Provided records:
=== Section Start ===

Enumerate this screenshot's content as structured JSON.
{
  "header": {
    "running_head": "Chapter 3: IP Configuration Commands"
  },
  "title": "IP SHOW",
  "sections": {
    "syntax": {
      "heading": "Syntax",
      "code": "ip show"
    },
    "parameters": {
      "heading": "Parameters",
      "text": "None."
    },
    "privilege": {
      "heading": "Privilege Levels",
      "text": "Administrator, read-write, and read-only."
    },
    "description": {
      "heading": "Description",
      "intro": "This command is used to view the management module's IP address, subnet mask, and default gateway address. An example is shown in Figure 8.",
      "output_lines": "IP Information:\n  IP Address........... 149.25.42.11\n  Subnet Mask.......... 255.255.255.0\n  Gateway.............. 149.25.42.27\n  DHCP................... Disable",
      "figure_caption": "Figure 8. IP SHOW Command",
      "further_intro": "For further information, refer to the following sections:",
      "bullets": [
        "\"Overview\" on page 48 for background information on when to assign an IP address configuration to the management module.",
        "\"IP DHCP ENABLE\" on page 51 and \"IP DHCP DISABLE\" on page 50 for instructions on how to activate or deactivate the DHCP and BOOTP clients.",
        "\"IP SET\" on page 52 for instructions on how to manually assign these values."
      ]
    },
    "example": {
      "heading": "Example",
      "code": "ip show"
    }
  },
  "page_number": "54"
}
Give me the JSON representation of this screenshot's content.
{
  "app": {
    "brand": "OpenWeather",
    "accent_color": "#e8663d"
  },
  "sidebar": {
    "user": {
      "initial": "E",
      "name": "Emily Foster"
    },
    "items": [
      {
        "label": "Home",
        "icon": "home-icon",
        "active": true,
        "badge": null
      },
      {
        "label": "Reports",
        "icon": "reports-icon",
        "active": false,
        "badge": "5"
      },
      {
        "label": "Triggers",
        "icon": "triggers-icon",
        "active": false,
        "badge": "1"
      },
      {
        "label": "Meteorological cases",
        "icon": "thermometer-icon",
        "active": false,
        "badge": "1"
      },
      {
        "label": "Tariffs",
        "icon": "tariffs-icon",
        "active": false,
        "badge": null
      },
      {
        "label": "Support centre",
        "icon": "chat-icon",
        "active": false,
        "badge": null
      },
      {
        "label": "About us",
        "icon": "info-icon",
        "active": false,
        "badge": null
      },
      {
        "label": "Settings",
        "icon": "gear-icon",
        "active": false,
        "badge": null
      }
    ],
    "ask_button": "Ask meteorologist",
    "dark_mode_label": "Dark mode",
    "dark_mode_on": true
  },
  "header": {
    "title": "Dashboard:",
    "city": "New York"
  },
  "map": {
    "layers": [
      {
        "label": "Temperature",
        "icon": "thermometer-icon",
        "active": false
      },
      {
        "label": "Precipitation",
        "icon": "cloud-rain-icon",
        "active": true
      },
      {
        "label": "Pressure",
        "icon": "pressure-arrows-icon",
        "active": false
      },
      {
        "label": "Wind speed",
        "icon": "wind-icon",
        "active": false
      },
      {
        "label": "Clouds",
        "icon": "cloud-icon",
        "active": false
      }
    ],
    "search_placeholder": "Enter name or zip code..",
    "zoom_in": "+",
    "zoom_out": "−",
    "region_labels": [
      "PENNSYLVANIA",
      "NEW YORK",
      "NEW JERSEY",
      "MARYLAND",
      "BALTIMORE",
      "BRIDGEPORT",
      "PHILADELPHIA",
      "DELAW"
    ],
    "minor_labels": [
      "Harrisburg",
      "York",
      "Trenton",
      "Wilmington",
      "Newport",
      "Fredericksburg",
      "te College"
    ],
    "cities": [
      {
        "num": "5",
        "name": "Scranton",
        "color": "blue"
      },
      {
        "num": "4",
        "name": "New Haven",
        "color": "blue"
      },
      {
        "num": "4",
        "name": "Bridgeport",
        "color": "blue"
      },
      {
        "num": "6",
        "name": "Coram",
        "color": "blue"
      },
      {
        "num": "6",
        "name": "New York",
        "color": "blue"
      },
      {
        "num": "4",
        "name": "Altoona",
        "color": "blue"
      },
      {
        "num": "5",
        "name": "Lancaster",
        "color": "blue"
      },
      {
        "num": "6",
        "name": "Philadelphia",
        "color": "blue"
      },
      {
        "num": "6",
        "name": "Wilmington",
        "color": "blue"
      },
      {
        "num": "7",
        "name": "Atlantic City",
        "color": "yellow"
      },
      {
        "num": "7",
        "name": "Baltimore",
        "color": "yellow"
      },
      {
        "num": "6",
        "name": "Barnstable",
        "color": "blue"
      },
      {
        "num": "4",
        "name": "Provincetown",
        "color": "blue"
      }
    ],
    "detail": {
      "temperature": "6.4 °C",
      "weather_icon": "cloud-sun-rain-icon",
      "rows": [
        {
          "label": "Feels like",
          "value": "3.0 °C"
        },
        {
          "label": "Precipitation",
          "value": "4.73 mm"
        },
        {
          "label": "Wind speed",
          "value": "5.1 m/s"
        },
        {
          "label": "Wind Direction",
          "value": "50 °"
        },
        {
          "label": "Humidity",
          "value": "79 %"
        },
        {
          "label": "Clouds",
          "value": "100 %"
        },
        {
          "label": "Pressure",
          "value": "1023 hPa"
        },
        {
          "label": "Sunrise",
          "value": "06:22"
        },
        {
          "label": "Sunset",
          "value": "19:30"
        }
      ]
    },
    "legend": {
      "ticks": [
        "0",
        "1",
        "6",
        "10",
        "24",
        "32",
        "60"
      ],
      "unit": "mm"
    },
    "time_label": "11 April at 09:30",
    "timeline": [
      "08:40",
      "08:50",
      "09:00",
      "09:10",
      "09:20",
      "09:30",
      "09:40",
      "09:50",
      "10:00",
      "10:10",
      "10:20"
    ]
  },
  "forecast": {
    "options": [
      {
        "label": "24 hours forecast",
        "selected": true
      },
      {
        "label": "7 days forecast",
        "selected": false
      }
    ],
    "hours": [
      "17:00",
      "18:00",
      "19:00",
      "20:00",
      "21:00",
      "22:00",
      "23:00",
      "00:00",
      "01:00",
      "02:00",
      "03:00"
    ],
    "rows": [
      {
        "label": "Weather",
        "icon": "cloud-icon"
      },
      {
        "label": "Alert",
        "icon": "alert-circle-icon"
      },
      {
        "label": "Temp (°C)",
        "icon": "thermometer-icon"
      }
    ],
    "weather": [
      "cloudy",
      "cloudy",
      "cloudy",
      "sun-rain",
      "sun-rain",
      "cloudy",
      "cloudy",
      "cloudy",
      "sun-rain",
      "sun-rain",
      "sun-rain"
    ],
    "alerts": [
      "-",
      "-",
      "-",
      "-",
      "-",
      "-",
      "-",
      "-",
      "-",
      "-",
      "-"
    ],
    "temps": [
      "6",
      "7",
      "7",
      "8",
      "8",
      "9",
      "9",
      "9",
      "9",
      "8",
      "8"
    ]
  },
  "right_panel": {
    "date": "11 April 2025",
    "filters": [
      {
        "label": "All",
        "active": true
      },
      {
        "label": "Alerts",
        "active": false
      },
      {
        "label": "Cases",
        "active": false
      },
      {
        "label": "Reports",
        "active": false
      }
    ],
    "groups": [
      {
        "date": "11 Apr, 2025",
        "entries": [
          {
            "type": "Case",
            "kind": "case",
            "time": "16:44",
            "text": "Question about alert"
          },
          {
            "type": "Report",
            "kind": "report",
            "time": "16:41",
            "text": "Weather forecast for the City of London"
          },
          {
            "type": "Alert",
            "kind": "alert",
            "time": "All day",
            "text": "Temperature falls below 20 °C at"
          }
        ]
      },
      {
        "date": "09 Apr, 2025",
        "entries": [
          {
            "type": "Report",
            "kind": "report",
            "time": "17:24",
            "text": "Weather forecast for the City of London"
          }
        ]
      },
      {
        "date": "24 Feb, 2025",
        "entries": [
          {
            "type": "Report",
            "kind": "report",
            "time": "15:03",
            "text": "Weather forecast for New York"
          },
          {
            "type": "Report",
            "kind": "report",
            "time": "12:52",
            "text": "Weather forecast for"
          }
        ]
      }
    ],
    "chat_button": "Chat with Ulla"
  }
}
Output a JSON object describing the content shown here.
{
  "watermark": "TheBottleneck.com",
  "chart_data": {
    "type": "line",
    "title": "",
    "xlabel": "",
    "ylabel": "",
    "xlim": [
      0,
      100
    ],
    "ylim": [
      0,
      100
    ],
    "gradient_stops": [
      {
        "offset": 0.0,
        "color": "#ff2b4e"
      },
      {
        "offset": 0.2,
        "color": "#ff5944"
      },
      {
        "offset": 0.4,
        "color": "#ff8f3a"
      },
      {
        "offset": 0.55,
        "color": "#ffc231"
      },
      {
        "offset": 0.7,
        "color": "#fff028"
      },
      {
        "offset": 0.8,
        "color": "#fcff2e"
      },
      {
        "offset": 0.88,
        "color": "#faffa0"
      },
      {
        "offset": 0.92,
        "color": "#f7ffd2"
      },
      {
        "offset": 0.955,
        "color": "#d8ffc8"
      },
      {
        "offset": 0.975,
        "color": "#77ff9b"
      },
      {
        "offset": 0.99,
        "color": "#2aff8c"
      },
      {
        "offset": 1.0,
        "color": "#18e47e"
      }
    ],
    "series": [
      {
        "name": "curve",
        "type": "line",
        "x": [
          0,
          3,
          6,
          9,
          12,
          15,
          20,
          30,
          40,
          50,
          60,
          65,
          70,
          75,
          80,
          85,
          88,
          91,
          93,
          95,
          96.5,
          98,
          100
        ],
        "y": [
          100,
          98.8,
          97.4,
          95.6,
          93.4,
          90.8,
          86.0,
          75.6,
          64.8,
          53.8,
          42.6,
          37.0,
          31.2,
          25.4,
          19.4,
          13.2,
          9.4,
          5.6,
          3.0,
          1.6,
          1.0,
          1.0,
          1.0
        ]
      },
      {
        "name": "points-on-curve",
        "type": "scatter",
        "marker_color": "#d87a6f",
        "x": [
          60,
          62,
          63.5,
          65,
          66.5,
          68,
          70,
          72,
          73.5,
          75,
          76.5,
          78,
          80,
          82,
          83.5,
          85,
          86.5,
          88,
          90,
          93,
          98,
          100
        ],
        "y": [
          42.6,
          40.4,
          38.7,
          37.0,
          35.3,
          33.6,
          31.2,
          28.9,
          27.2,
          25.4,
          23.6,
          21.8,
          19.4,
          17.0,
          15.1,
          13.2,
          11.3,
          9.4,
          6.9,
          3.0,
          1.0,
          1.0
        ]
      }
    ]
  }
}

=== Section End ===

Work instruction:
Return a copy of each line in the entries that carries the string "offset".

Result below:
        "offset": 0.0,
        "offset": 0.2,
        "offset": 0.4,
        "offset": 0.55,
        "offset": 0.7,
        "offset": 0.8,
        "offset": 0.88,
        "offset": 0.92,
        "offset": 0.955,
        "offset": 0.975,
        "offset": 0.99,
        "offset": 1.0,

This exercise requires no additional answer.